[WORK ORDER]
Only the pictures are to be left out, and the rest of the entries should be reproduced exactly.

[Data extracted from a collection]
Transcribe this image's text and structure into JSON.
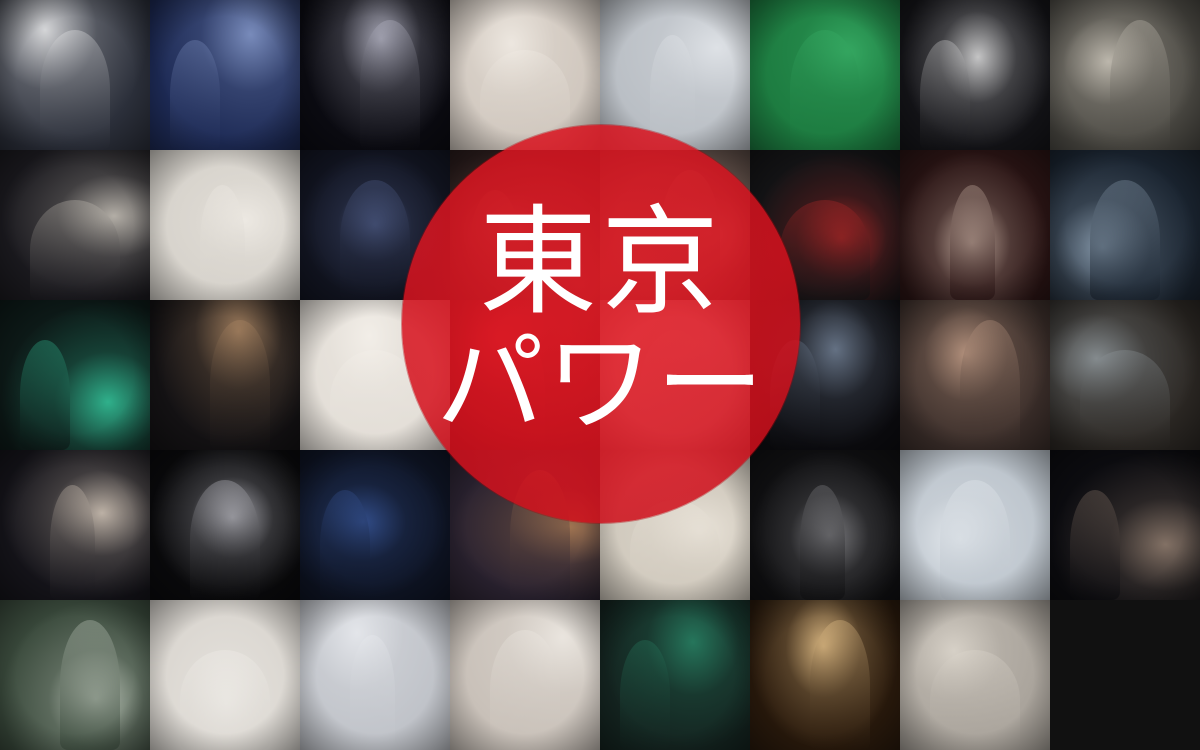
{
  "title": {
    "line1": "東京",
    "line2": "パワー"
  },
  "colors": {
    "disc": "#d9121e",
    "text": "#ffffff"
  },
  "tiles": [
    {
      "name": "photo-runway-audience-atrium",
      "tone": "#2b2f3a",
      "light": "#ffffff"
    },
    {
      "name": "photo-man-gray-hair-portrait",
      "tone": "#1d2a55",
      "light": "#8fa3d4"
    },
    {
      "name": "photo-dark-runway-screen",
      "tone": "#0b0b12",
      "light": "#c8c8d8"
    },
    {
      "name": "photo-woman-with-camera",
      "tone": "#cfc6bd",
      "light": "#f4efe8"
    },
    {
      "name": "photo-group-lineup-white-tent",
      "tone": "#b9bec4",
      "light": "#e7eaee"
    },
    {
      "name": "photo-model-green-backdrop",
      "tone": "#1c7a3f",
      "light": "#3bb36a"
    },
    {
      "name": "photo-runway-white-models",
      "tone": "#141418",
      "light": "#f0f0f0"
    },
    {
      "name": "photo-man-sweater-portrait",
      "tone": "#4c4a44",
      "light": "#d8d2c6"
    },
    {
      "name": "photo-model-long-dress-runway",
      "tone": "#1b1a1f",
      "light": "#d9d3c8"
    },
    {
      "name": "photo-backstage-lookboard",
      "tone": "#d6d2cb",
      "light": "#f2eee8"
    },
    {
      "name": "photo-wwd-magazine-cover",
      "tone": "#121522",
      "light": "#5a6a9a"
    },
    {
      "name": "photo-runway-black-look",
      "tone": "#2a1c1c",
      "light": "#8a6a5a"
    },
    {
      "name": "photo-man-knit-hat",
      "tone": "#5a4a44",
      "light": "#b89a88"
    },
    {
      "name": "photo-red-poster-backdrop",
      "tone": "#141416",
      "light": "#cf2a2a"
    },
    {
      "name": "photo-dark-stage-lights",
      "tone": "#2a1414",
      "light": "#e8d0c0"
    },
    {
      "name": "photo-runway-models-blue",
      "tone": "#1a2430",
      "light": "#9fb3c6"
    },
    {
      "name": "photo-shibuya-night-city",
      "tone": "#0d1a18",
      "light": "#38d6a8"
    },
    {
      "name": "photo-man-camel-coat",
      "tone": "#141214",
      "light": "#b8906a"
    },
    {
      "name": "photo-two-women-smiling",
      "tone": "#e2ddd6",
      "light": "#f6f2ec"
    },
    {
      "name": "photo-red-curtain",
      "tone": "#4a0c10",
      "light": "#c82c34"
    },
    {
      "name": "photo-women-holding-wwd",
      "tone": "#d4ccc4",
      "light": "#efe9e2"
    },
    {
      "name": "photo-runway-white-shirt",
      "tone": "#0c0c10",
      "light": "#7a8aa0"
    },
    {
      "name": "photo-young-man-portrait",
      "tone": "#3b2e2a",
      "light": "#cfa890"
    },
    {
      "name": "photo-model-gray-sweater",
      "tone": "#2c2824",
      "light": "#9aa3a8"
    },
    {
      "name": "photo-runway-finale-lineup",
      "tone": "#15141a",
      "light": "#e6d8c8"
    },
    {
      "name": "photo-stage-figures-lit",
      "tone": "#0a0a0c",
      "light": "#d8d8e0"
    },
    {
      "name": "photo-man-polka-dot-jacket",
      "tone": "#0e1424",
      "light": "#3a5aa0"
    },
    {
      "name": "photo-clothing-rack-colors",
      "tone": "#2a2230",
      "light": "#c08a5a"
    },
    {
      "name": "photo-backstage-wall-photos",
      "tone": "#cfc8bc",
      "light": "#f0eae0"
    },
    {
      "name": "photo-shaved-head-model",
      "tone": "#101012",
      "light": "#9a9a9e"
    },
    {
      "name": "photo-finale-white-tent",
      "tone": "#bcc4cc",
      "light": "#eef2f6"
    },
    {
      "name": "photo-group-night-street",
      "tone": "#0c0c10",
      "light": "#a08a7a"
    },
    {
      "name": "photo-tent-runway-green",
      "tone": "#3a4a3c",
      "light": "#dfe6da"
    },
    {
      "name": "photo-couple-mercedes-backdrop",
      "tone": "#dad6d0",
      "light": "#f6f4f0"
    },
    {
      "name": "photo-runway-dark-suits",
      "tone": "#bfc2c8",
      "light": "#eceef2"
    },
    {
      "name": "photo-champagne-glass",
      "tone": "#c8c0b8",
      "light": "#f2eee8"
    },
    {
      "name": "photo-runway-green-wall",
      "tone": "#142420",
      "light": "#2a8a6a"
    },
    {
      "name": "photo-grid-stage-lights",
      "tone": "#2a1a0c",
      "light": "#ffd89a"
    },
    {
      "name": "photo-woman-green-scarf",
      "tone": "#a8a29a",
      "light": "#e2dcd2"
    }
  ]
}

[SOLUTION]
Transcribe this image's text and structure into JSON.
{
  "title": {
    "line1": "東京",
    "line2": "パワー"
  },
  "colors": {
    "disc": "#d9121e",
    "text": "#ffffff"
  },
  "tiles": [
    {
      "name": "photo-runway-audience-atrium",
      "tone": "#2b2f3a",
      "light": "#ffffff"
    },
    {
      "name": "photo-man-gray-hair-portrait",
      "tone": "#1d2a55",
      "light": "#8fa3d4"
    },
    {
      "name": "photo-dark-runway-screen",
      "tone": "#0b0b12",
      "light": "#c8c8d8"
    },
    {
      "name": "photo-woman-with-camera",
      "tone": "#cfc6bd",
      "light": "#f4efe8"
    },
    {
      "name": "photo-group-lineup-white-tent",
      "tone": "#b9bec4",
      "light": "#e7eaee"
    },
    {
      "name": "photo-model-green-backdrop",
      "tone": "#1c7a3f",
      "light": "#3bb36a"
    },
    {
      "name": "photo-runway-white-models",
      "tone": "#141418",
      "light": "#f0f0f0"
    },
    {
      "name": "photo-man-sweater-portrait",
      "tone": "#4c4a44",
      "light": "#d8d2c6"
    },
    {
      "name": "photo-model-long-dress-runway",
      "tone": "#1b1a1f",
      "light": "#d9d3c8"
    },
    {
      "name": "photo-backstage-lookboard",
      "tone": "#d6d2cb",
      "light": "#f2eee8"
    },
    {
      "name": "photo-wwd-magazine-cover",
      "tone": "#121522",
      "light": "#5a6a9a"
    },
    {
      "name": "photo-runway-black-look",
      "tone": "#2a1c1c",
      "light": "#8a6a5a"
    },
    {
      "name": "photo-man-knit-hat",
      "tone": "#5a4a44",
      "light": "#b89a88"
    },
    {
      "name": "photo-red-poster-backdrop",
      "tone": "#141416",
      "light": "#cf2a2a"
    },
    {
      "name": "photo-dark-stage-lights",
      "tone": "#2a1414",
      "light": "#e8d0c0"
    },
    {
      "name": "photo-runway-models-blue",
      "tone": "#1a2430",
      "light": "#9fb3c6"
    },
    {
      "name": "photo-shibuya-night-city",
      "tone": "#0d1a18",
      "light": "#38d6a8"
    },
    {
      "name": "photo-man-camel-coat",
      "tone": "#141214",
      "light": "#b8906a"
    },
    {
      "name": "photo-two-women-smiling",
      "tone": "#e2ddd6",
      "light": "#f6f2ec"
    },
    {
      "name": "photo-red-curtain",
      "tone": "#4a0c10",
      "light": "#c82c34"
    },
    {
      "name": "photo-women-holding-wwd",
      "tone": "#d4ccc4",
      "light": "#efe9e2"
    },
    {
      "name": "photo-runway-white-shirt",
      "tone": "#0c0c10",
      "light": "#7a8aa0"
    },
    {
      "name": "photo-young-man-portrait",
      "tone": "#3b2e2a",
      "light": "#cfa890"
    },
    {
      "name": "photo-model-gray-sweater",
      "tone": "#2c2824",
      "light": "#9aa3a8"
    },
    {
      "name": "photo-runway-finale-lineup",
      "tone": "#15141a",
      "light": "#e6d8c8"
    },
    {
      "name": "photo-stage-figures-lit",
      "tone": "#0a0a0c",
      "light": "#d8d8e0"
    },
    {
      "name": "photo-man-polka-dot-jacket",
      "tone": "#0e1424",
      "light": "#3a5aa0"
    },
    {
      "name": "photo-clothing-rack-colors",
      "tone": "#2a2230",
      "light": "#c08a5a"
    },
    {
      "name": "photo-backstage-wall-photos",
      "tone": "#cfc8bc",
      "light": "#f0eae0"
    },
    {
      "name": "photo-shaved-head-model",
      "tone": "#101012",
      "light": "#9a9a9e"
    },
    {
      "name": "photo-finale-white-tent",
      "tone": "#bcc4cc",
      "light": "#eef2f6"
    },
    {
      "name": "photo-group-night-street",
      "tone": "#0c0c10",
      "light": "#a08a7a"
    },
    {
      "name": "photo-tent-runway-green",
      "tone": "#3a4a3c",
      "light": "#dfe6da"
    },
    {
      "name": "photo-couple-mercedes-backdrop",
      "tone": "#dad6d0",
      "light": "#f6f4f0"
    },
    {
      "name": "photo-runway-dark-suits",
      "tone": "#bfc2c8",
      "light": "#eceef2"
    },
    {
      "name": "photo-champagne-glass",
      "tone": "#c8c0b8",
      "light": "#f2eee8"
    },
    {
      "name": "photo-runway-green-wall",
      "tone": "#142420",
      "light": "#2a8a6a"
    },
    {
      "name": "photo-grid-stage-lights",
      "tone": "#2a1a0c",
      "light": "#ffd89a"
    },
    {
      "name": "photo-woman-green-scarf",
      "tone": "#a8a29a",
      "light": "#e2dcd2"
    }
  ]
}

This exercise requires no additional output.